Weakness Across the Board
Real GDP has declined in all of the European countries shown below for the last quarter of 2012; and, all countries except Germany remain below the level of real GDP five years ago. German real GDP declined after relatively solid growth over the past several years. Real GDP in Spain and Italy is now actually lower than it was at the depths of the recession in 2009-2010.
Real private consumption expenditures have collapsed in Italy, Spain, and the Netherlands–about 6% below where they were in 2008. Capital formation has also seen a disheartening decline in all countries except the UK. While Germany had seen a comeback in gross capital formation, getting back to its 2008 pre-recession level in the middle of 2011, German capital formation is now 10% below that level.
Despite contracting output across the Eurozone economies, there are no signs of (increased) turmoil in labor markets. The unemployment rate for Germany, Italy, and the UK maintained a slow downward trend. Spain’s unemployment rate decreased for the first time since the peak of the cycle. France and the Netherlands maintained a slow upward trend.
Spending Differences of Government
Government spending in both Italy and Spain have fallen considerably as has the U.S. In most of the other countries government final consumption expenditures continue to rise.
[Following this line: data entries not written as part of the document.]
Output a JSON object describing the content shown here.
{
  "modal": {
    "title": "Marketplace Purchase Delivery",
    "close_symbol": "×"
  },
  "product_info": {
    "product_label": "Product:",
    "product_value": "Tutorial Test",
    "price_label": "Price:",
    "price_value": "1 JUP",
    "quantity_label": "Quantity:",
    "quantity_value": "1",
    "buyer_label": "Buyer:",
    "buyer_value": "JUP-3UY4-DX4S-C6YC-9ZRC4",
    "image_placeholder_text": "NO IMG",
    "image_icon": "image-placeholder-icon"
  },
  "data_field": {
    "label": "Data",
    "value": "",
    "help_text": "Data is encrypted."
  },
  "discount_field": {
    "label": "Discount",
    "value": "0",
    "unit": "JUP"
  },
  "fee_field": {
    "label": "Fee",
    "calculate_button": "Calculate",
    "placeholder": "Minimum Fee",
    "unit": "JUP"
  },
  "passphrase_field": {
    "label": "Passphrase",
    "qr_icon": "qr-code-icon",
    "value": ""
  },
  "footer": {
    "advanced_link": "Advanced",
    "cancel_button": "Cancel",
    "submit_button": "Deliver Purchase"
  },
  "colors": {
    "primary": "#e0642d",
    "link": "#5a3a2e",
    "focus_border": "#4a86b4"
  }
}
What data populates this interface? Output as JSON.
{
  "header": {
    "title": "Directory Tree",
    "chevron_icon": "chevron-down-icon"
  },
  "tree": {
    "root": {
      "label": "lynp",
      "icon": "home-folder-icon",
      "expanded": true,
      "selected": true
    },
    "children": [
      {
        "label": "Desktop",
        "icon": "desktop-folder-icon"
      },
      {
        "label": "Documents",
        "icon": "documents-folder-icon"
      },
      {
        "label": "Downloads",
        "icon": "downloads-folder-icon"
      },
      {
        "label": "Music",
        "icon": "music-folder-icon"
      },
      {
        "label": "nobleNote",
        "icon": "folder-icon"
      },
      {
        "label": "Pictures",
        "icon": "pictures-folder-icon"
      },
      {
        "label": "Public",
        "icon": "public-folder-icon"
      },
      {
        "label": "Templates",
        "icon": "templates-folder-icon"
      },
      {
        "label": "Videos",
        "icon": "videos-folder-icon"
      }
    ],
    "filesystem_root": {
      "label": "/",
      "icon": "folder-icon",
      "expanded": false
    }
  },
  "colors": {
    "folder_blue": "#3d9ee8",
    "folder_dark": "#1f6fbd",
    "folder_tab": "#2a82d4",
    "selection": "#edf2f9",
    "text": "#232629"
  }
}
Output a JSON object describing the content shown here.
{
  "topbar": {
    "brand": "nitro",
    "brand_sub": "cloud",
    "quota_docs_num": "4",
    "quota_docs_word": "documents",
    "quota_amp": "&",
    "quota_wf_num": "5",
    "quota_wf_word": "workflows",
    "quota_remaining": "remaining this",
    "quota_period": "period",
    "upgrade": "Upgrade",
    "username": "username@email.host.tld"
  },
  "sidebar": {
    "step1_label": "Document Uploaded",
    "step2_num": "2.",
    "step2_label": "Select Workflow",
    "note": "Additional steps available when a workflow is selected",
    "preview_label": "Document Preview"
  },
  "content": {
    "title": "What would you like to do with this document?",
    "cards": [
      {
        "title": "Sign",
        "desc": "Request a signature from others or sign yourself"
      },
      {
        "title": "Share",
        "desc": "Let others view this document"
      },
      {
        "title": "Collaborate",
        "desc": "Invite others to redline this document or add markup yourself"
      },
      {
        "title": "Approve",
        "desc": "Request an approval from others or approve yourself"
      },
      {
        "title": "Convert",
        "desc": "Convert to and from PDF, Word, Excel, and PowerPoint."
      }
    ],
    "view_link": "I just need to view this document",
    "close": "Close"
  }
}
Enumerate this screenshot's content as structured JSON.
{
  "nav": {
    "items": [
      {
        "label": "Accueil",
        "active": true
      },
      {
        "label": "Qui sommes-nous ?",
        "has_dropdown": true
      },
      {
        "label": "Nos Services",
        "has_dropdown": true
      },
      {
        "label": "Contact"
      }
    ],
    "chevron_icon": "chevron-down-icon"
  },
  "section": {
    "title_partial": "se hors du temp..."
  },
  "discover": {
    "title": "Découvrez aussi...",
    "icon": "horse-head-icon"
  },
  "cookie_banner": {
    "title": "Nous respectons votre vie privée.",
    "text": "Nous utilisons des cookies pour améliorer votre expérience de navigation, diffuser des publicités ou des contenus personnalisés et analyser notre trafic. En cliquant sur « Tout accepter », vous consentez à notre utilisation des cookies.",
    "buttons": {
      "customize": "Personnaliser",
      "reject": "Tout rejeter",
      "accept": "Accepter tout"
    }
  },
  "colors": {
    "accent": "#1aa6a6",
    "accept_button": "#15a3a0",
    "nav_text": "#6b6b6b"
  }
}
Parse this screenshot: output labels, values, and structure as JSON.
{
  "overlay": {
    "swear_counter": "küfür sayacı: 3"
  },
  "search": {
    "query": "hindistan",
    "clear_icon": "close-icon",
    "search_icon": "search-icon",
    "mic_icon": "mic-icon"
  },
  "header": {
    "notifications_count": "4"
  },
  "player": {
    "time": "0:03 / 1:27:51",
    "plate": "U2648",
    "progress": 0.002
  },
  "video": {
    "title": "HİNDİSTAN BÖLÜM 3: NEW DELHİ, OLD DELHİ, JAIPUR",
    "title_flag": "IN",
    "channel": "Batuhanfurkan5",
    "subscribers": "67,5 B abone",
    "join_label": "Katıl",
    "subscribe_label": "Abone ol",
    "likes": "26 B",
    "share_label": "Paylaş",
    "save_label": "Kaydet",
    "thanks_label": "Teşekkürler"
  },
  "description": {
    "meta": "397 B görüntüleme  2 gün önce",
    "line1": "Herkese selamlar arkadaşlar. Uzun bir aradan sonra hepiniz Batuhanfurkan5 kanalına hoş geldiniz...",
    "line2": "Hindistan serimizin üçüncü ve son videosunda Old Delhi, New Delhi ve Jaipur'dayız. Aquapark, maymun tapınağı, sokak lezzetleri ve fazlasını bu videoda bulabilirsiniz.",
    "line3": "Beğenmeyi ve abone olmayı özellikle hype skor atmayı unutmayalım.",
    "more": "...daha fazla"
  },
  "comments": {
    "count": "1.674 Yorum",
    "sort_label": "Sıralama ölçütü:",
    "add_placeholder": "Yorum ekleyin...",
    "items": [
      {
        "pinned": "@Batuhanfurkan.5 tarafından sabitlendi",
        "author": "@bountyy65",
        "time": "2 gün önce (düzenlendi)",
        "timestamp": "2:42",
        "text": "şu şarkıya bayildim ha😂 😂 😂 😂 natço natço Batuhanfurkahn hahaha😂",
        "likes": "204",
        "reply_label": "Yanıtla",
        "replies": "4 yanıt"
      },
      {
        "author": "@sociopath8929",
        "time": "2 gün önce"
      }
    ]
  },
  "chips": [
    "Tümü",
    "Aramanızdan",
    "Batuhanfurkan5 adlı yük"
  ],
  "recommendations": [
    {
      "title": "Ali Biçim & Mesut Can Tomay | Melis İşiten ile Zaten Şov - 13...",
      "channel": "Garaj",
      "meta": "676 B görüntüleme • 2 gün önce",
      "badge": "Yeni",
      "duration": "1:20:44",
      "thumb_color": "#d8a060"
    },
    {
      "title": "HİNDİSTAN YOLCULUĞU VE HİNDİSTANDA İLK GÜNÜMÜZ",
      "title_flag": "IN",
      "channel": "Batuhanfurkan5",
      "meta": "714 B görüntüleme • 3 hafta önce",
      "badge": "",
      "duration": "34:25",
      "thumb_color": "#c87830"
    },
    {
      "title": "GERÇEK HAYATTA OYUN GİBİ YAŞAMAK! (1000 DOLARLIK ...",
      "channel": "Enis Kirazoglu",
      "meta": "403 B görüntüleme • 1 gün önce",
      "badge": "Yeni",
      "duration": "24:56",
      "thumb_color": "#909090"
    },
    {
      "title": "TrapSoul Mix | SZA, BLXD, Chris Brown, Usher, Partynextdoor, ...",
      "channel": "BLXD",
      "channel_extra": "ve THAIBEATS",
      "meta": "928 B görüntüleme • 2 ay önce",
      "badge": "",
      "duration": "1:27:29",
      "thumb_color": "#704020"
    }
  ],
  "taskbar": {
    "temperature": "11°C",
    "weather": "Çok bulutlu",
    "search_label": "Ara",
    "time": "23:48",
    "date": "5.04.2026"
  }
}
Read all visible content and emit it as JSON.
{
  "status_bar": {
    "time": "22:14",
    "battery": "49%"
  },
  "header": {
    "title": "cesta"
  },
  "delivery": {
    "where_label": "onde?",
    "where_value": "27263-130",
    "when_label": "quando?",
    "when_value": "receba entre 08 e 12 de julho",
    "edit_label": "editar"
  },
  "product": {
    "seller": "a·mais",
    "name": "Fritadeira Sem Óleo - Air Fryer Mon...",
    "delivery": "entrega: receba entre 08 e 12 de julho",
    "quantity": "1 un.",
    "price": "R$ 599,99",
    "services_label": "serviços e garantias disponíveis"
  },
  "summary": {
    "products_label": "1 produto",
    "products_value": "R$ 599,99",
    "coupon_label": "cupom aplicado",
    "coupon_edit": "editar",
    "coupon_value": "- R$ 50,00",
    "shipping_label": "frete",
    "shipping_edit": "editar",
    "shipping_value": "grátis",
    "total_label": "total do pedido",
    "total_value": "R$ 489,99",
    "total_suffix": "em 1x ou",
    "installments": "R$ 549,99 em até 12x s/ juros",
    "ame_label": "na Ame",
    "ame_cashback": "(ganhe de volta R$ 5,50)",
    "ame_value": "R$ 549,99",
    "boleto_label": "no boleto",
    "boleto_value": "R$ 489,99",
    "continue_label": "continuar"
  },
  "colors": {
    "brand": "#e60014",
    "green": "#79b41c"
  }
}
However, as a fraction of GDP, government expenditure is approximately flat, except in the U.S., where it is falling and is now below its level since the previous peak.